┌──
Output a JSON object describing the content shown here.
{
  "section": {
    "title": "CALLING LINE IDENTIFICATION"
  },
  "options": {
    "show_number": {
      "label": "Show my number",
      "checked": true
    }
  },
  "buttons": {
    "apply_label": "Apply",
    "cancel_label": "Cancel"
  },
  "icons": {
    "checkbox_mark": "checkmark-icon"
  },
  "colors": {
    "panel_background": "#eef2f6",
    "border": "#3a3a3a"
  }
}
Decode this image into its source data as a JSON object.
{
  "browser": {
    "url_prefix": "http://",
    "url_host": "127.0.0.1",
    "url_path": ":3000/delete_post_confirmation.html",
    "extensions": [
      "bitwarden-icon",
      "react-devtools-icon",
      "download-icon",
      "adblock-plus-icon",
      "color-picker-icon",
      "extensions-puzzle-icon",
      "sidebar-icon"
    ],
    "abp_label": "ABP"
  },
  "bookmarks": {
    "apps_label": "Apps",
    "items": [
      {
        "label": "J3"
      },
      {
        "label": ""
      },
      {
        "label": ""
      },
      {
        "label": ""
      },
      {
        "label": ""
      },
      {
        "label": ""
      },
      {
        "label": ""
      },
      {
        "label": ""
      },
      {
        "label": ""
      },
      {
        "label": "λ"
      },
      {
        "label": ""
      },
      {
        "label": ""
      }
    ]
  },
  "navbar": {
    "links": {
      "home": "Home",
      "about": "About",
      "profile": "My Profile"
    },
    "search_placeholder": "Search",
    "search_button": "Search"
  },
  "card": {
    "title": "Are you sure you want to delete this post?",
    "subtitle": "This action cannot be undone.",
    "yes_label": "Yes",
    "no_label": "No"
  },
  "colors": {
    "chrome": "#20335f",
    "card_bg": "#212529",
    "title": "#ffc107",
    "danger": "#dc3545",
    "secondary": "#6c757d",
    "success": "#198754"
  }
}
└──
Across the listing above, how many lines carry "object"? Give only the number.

2